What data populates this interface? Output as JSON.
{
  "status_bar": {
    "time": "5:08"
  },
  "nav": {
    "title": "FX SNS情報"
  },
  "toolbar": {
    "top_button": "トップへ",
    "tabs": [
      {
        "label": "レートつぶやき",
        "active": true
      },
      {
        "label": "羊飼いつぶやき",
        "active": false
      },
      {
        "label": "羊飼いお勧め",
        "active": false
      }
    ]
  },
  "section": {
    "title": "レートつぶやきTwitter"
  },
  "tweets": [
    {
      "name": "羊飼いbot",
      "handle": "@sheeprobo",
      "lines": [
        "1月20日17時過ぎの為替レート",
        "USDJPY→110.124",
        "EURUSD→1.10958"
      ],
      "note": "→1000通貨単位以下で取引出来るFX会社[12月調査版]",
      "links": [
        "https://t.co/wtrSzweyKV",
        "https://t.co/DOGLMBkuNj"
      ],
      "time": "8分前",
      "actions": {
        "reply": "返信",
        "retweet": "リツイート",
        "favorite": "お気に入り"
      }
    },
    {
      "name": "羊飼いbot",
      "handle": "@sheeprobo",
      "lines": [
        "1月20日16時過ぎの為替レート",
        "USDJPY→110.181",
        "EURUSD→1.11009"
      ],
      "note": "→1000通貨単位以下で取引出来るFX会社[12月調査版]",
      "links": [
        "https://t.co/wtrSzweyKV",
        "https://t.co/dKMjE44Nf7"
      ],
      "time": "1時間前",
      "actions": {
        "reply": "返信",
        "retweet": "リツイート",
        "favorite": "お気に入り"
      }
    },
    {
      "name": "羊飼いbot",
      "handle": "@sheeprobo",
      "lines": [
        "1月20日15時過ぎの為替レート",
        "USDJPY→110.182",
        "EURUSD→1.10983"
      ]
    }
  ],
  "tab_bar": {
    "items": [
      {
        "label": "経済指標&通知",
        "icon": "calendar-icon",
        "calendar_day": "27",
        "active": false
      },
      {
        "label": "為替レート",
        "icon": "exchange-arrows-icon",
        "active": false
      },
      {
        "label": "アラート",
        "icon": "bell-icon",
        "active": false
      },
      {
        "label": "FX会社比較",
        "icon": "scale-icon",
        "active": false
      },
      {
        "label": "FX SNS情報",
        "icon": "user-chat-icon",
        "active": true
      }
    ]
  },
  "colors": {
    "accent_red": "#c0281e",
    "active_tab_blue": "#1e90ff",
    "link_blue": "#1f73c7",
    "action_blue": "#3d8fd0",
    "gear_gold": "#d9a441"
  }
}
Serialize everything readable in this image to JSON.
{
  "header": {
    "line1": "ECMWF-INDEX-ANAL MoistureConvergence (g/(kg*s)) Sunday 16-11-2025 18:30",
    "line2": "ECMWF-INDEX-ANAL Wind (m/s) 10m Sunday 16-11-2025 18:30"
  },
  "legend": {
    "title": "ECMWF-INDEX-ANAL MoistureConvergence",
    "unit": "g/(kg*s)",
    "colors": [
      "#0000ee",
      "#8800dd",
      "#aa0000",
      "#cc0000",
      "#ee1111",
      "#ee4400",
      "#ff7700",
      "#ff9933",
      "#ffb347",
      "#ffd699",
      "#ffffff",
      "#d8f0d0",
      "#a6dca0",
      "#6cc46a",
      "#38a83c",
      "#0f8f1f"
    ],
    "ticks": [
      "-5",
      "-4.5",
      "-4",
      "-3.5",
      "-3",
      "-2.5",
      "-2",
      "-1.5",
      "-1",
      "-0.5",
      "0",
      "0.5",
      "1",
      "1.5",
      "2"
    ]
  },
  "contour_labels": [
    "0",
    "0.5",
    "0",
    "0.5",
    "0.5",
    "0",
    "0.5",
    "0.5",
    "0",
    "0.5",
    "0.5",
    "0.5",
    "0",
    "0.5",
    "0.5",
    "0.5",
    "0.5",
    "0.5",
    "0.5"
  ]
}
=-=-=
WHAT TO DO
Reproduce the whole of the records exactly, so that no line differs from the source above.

RESULT OF THIS TASK
What data populates this interface? Output as JSON.
{
  "status_bar": {
    "time": "5:08"
  },
  "nav": {
    "title": "FX SNS情報"
  },
  "toolbar": {
    "top_button": "トップへ",
    "tabs": [
      {
        "label": "レートつぶやき",
        "active": true
      },
      {
        "label": "羊飼いつぶやき",
        "active": false
      },
      {
        "label": "羊飼いお勧め",
        "active": false
      }
    ]
  },
  "section": {
    "title": "レートつぶやきTwitter"
  },
  "tweets": [
    {
      "name": "羊飼いbot",
      "handle": "@sheeprobo",
      "lines": [
        "1月20日17時過ぎの為替レート",
        "USDJPY→110.124",
        "EURUSD→1.10958"
      ],
      "note": "→1000通貨単位以下で取引出来るFX会社[12月調査版]",
      "links": [
        "https://t.co/wtrSzweyKV",
        "https://t.co/DOGLMBkuNj"
      ],
      "time": "8分前",
      "actions": {
        "reply": "返信",
        "retweet": "リツイート",
        "favorite": "お気に入り"
      }
    },
    {
      "name": "羊飼いbot",
      "handle": "@sheeprobo",
      "lines": [
        "1月20日16時過ぎの為替レート",
        "USDJPY→110.181",
        "EURUSD→1.11009"
      ],
      "note": "→1000通貨単位以下で取引出来るFX会社[12月調査版]",
      "links": [
        "https://t.co/wtrSzweyKV",
        "https://t.co/dKMjE44Nf7"
      ],
      "time": "1時間前",
      "actions": {
        "reply": "返信",
        "retweet": "リツイート",
        "favorite": "お気に入り"
      }
    },
    {
      "name": "羊飼いbot",
      "handle": "@sheeprobo",
      "lines": [
        "1月20日15時過ぎの為替レート",
        "USDJPY→110.182",
        "EURUSD→1.10983"
      ]
    }
  ],
  "tab_bar": {
    "items": [
      {
        "label": "経済指標&通知",
        "icon": "calendar-icon",
        "calendar_day": "27",
        "active": false
      },
      {
        "label": "為替レート",
        "icon": "exchange-arrows-icon",
        "active": false
      },
      {
        "label": "アラート",
        "icon": "bell-icon",
        "active": false
      },
      {
        "label": "FX会社比較",
        "icon": "scale-icon",
        "active": false
      },
      {
        "label": "FX SNS情報",
        "icon": "user-chat-icon",
        "active": true
      }
    ]
  },
  "colors": {
    "accent_red": "#c0281e",
    "active_tab_blue": "#1e90ff",
    "link_blue": "#1f73c7",
    "action_blue": "#3d8fd0",
    "gear_gold": "#d9a441"
  }
}
Serialize everything readable in this image to JSON.
{
  "header": {
    "line1": "ECMWF-INDEX-ANAL MoistureConvergence (g/(kg*s)) Sunday 16-11-2025 18:30",
    "line2": "ECMWF-INDEX-ANAL Wind (m/s) 10m Sunday 16-11-2025 18:30"
  },
  "legend": {
    "title": "ECMWF-INDEX-ANAL MoistureConvergence",
    "unit": "g/(kg*s)",
    "colors": [
      "#0000ee",
      "#8800dd",
      "#aa0000",
      "#cc0000",
      "#ee1111",
      "#ee4400",
      "#ff7700",
      "#ff9933",
      "#ffb347",
      "#ffd699",
      "#ffffff",
      "#d8f0d0",
      "#a6dca0",
      "#6cc46a",
      "#38a83c",
      "#0f8f1f"
    ],
    "ticks": [
      "-5",
      "-4.5",
      "-4",
      "-3.5",
      "-3",
      "-2.5",
      "-2",
      "-1.5",
      "-1",
      "-0.5",
      "0",
      "0.5",
      "1",
      "1.5",
      "2"
    ]
  },
  "contour_labels": [
    "0",
    "0.5",
    "0",
    "0.5",
    "0.5",
    "0",
    "0.5",
    "0.5",
    "0",
    "0.5",
    "0.5",
    "0.5",
    "0",
    "0.5",
    "0.5",
    "0.5",
    "0.5",
    "0.5",
    "0.5"
  ]
}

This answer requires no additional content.